Monday, April 7, 2014

The Waters of the United States

Coming soon to federal regulation
On March 31, the U.S. Environmental Protection Agency (EPA) and U.S. Army Corps of Engineers (Army Corps) released a proposed rule to expand protection and regulation under the Clean Water Act to streams and wetlands that are merely seasonal. The text of the rule will appear in the Federal Register in April and open a 90 day comment period.

Though the EPA news release called this action a “clarification,” it is tremendous expansion of the scope of the 1972 Clean Water Act which made it illegal to discharge of pollutants into the navigable waters of the United States unless a permit was obtained. The discharge of pollutants regulated under the Clean Water Act was from so called point sources. Point sources are discrete conveyances, such as a pipe. The regulation was intended to stop the free discharge of sewage and industrial waste into our rivers.

The proposed rule expands the definition of navigable waters to apply to include wetlands, seasonal streams and any water that might at any time during the year impact or reach the navigable waters of the United States. In this way the EPA does not see this as an expansion of the Clean Water Act jurisdiction, but it is. The proposed rule will sweep in waters previously considered isolated or exempt and that are a great distance from navigable waters.

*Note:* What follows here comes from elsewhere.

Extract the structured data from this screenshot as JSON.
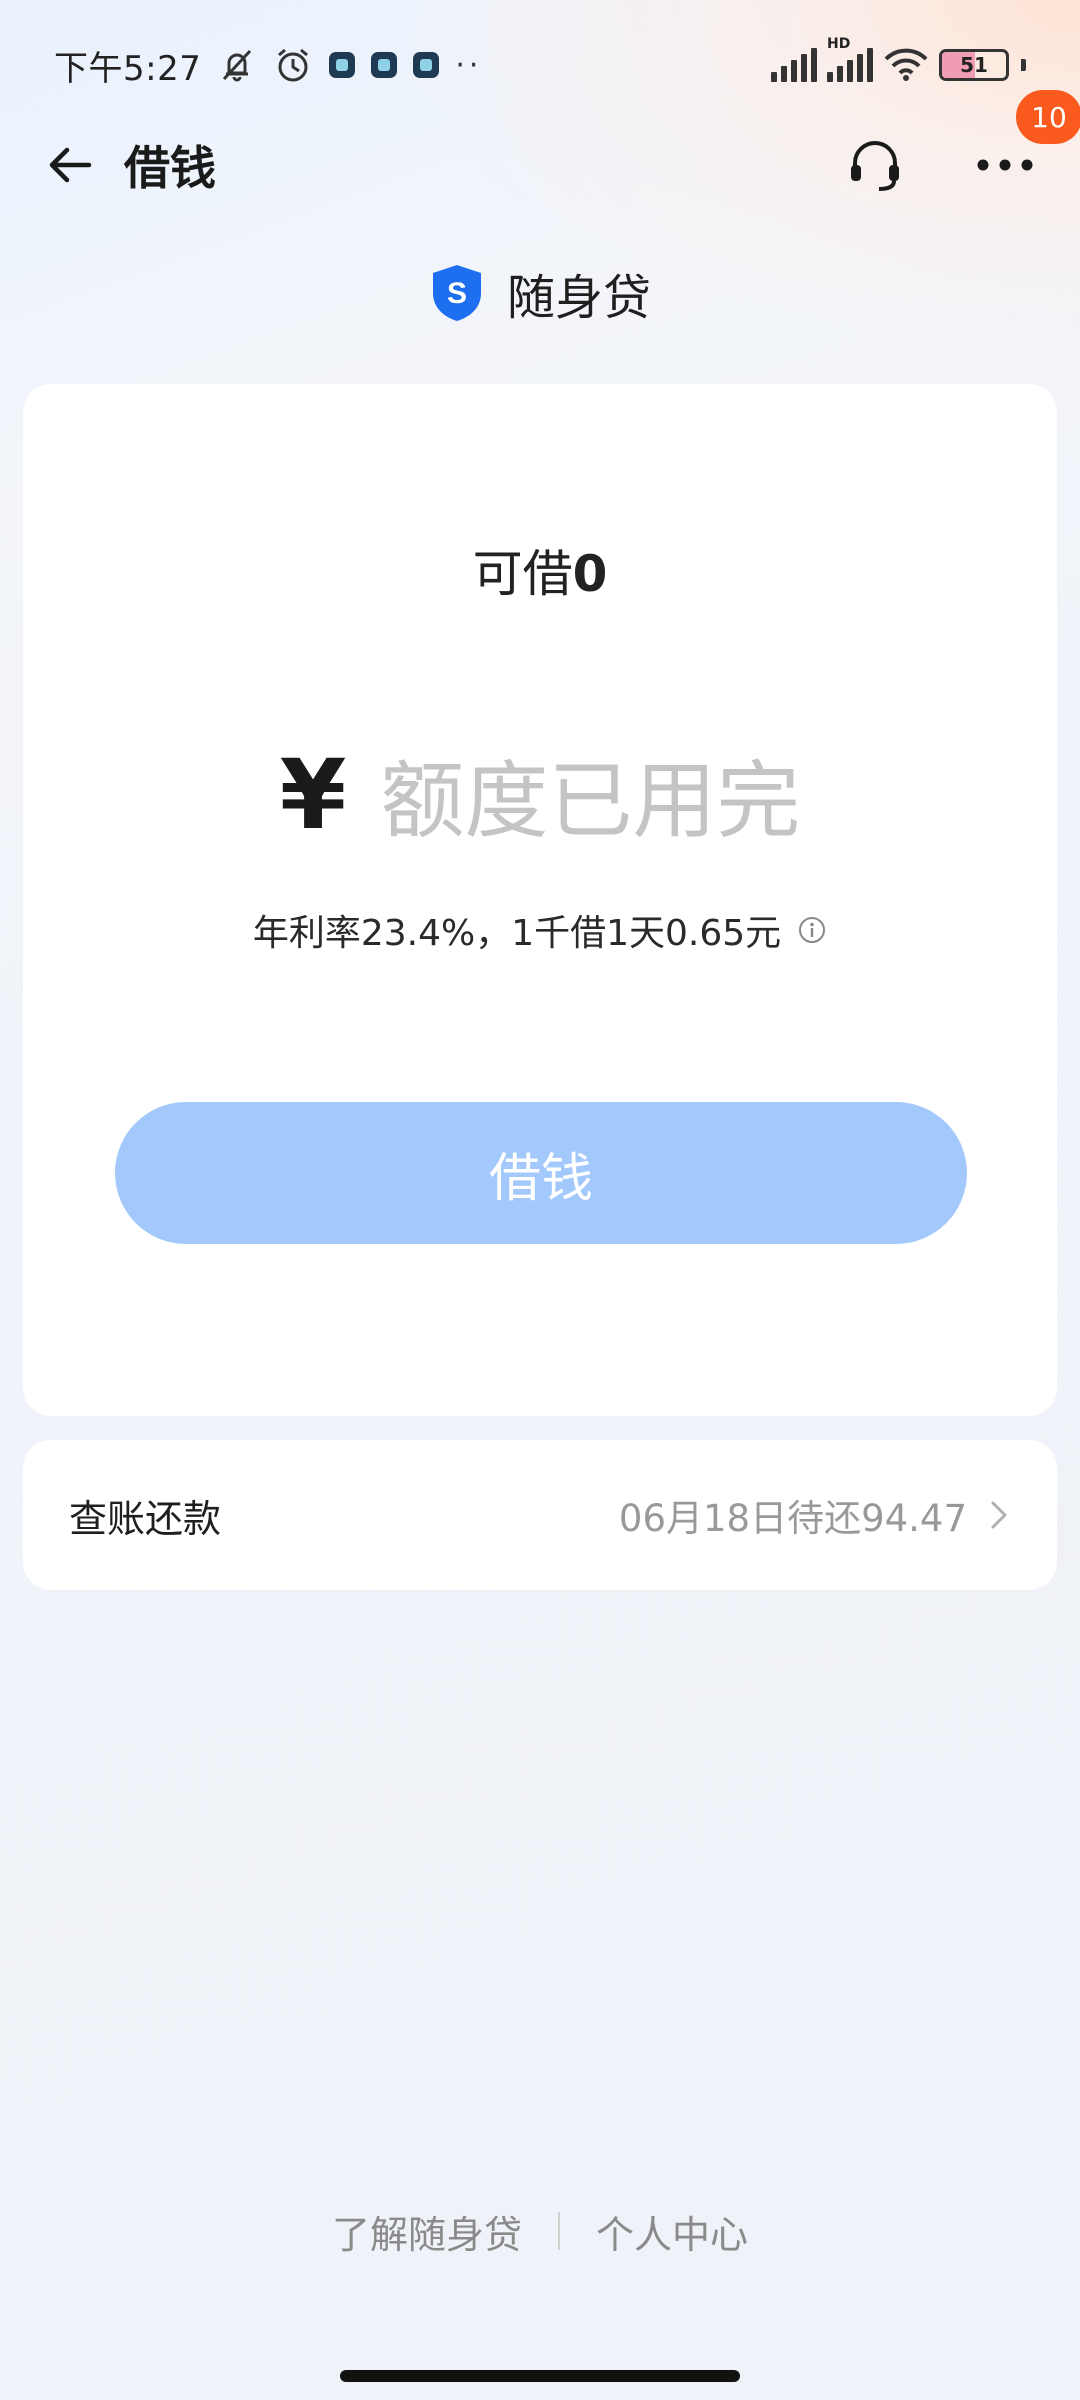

For several years EPA has attempted to expand the reach of the Clean Water Act to all waters and discharges to include all sources. Federal authority does not extend to non-point sources, such as from run off from agricultural and urban sources not part of a storm sewer system as well as other small sources such as septic systems. The EPA has been frustrated in their attempts to address what they view as the current generation of environmental problems. These problems are subtle, much less visible to the naked eye because they are from diffuse or non-point sources and often not nearly as susceptible to a top-down, command-and-control approach.

Agriculture is reported to be one or the main non-point sources of water pollution and in studies done in the Chesapeake Bay Watershed and Sacramento River Delta and other locations the contamination from agriculture runoff has been the major source of contamination. Pesticide runoff is a large contributor of known pollutants to the watersheds and may be a significant contributor of endocrine disruptors to the freshwater supply. Both rain feed and irrigated agriculture are sources of contamination of fresh water. Now EPA is making another attempt to expand the Clean Water Act reach to all water and all sources of pollution.

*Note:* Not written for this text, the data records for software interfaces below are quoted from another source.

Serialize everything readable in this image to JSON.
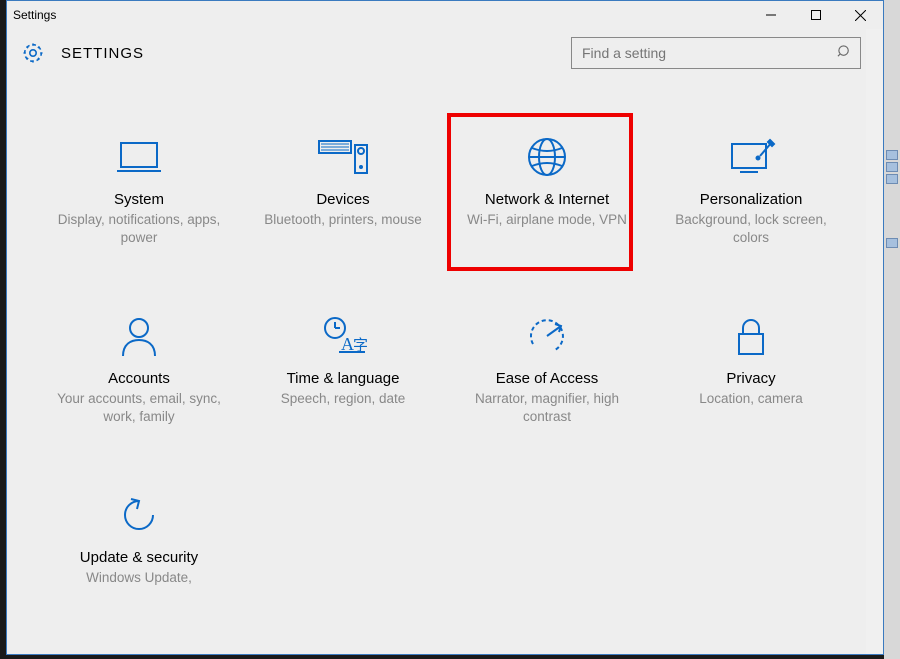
{
  "window": {
    "title": "Settings"
  },
  "header": {
    "title": "SETTINGS",
    "search_placeholder": "Find a setting"
  },
  "tiles": [
    {
      "label": "System",
      "desc": "Display, notifications, apps, power"
    },
    {
      "label": "Devices",
      "desc": "Bluetooth, printers, mouse"
    },
    {
      "label": "Network & Internet",
      "desc": "Wi-Fi, airplane mode, VPN"
    },
    {
      "label": "Personalization",
      "desc": "Background, lock screen, colors"
    },
    {
      "label": "Accounts",
      "desc": "Your accounts, email, sync, work, family"
    },
    {
      "label": "Time & language",
      "desc": "Speech, region, date"
    },
    {
      "label": "Ease of Access",
      "desc": "Narrator, magnifier, high contrast"
    },
    {
      "label": "Privacy",
      "desc": "Location, camera"
    },
    {
      "label": "Update & security",
      "desc": "Windows Update,"
    }
  ],
  "highlight_index": 2,
  "colors": {
    "accent": "#0b69c7",
    "highlight": "#ee0000"
  }
}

EPA has overcome the challenges of regulating every source of contamination in the Chesapeake Bay Watershed by imposing the Chesapeake Bay pollution diet, the Total Maximum Daily Load (TMDL) mandated to the six Chesapeake Bay Watershed states (Virginia, Maryland, Delaware, New York, Pennsylvania and West Virginia) and the District of the Columbia. The TMDL sets a total Chesapeake Bay watershed limit for the entire region of 185.9 million pounds of nitrogen, 12.5 million pounds of phosphorus and 6.45 billion pounds of sediment per year which is a 25% reduction in nitrogen, 24% reduction in phosphorus and 20 %t reduction in sediment from the current levels. The pollution limits are then partitioned to the various jurisdictions and river basins based on the Chesapeake Bay modeling tools and monitoring data.

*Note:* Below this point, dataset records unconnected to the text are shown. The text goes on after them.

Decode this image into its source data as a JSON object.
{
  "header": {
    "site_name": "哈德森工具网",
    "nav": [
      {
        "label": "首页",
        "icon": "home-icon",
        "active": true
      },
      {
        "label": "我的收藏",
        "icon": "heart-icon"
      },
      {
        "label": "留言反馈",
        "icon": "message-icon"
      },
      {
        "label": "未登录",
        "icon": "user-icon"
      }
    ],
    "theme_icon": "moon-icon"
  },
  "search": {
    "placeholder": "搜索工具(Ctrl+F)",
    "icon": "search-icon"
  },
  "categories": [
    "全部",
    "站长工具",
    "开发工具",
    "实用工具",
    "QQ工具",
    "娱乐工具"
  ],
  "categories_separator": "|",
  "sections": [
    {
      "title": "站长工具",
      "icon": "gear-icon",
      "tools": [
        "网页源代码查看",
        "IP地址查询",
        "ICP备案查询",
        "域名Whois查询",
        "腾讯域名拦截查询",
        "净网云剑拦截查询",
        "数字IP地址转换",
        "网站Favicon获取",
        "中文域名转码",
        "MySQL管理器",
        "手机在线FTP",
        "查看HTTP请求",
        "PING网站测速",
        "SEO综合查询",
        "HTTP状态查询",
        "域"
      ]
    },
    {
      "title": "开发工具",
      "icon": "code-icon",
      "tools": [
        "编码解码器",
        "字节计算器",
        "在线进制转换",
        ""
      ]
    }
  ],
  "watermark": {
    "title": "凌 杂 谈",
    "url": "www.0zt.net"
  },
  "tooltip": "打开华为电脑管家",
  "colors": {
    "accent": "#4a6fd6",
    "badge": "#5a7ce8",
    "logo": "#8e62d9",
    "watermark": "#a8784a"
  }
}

The US EPA has mandated these levels and allowed the states (and District of Columbia) to determine how to achieve them (with the EPA’s approval) by threatening to use what they call “back stop measures”, but are simply reductions in the allowed (permitted) releases from point source permits (waste water treatment plants, municipal separate storm sewer systems, and confined animal feed lots) to achieve the TMDL Essentially, they have said do this in a way we find acceptable or we will impose the most direct and expensive method to achieve our clean water goals.

Now, EPA wants to expand their authority to every bit of water in the US and will be able to effectively and directly regulate all sources of pollution without working through the states. If adopted as proposed, this rule will be felt throughout the U.S and in all areas of our economy and lives not previously directly touched by the EPA. It will have a profound impact on many locally regulated activities, including home building, mining, road construction, commercial property development and water infrastructure projects. The capricious application of the federal command and control regulatory scheme will directly impact all our lives.

1 comment:

  1. Thanks for the heads up, Elizabeth. I wasn't aware of this proposed sweeping change. Please keep us informed of the progress and how we can find and make comments on it when the time comes.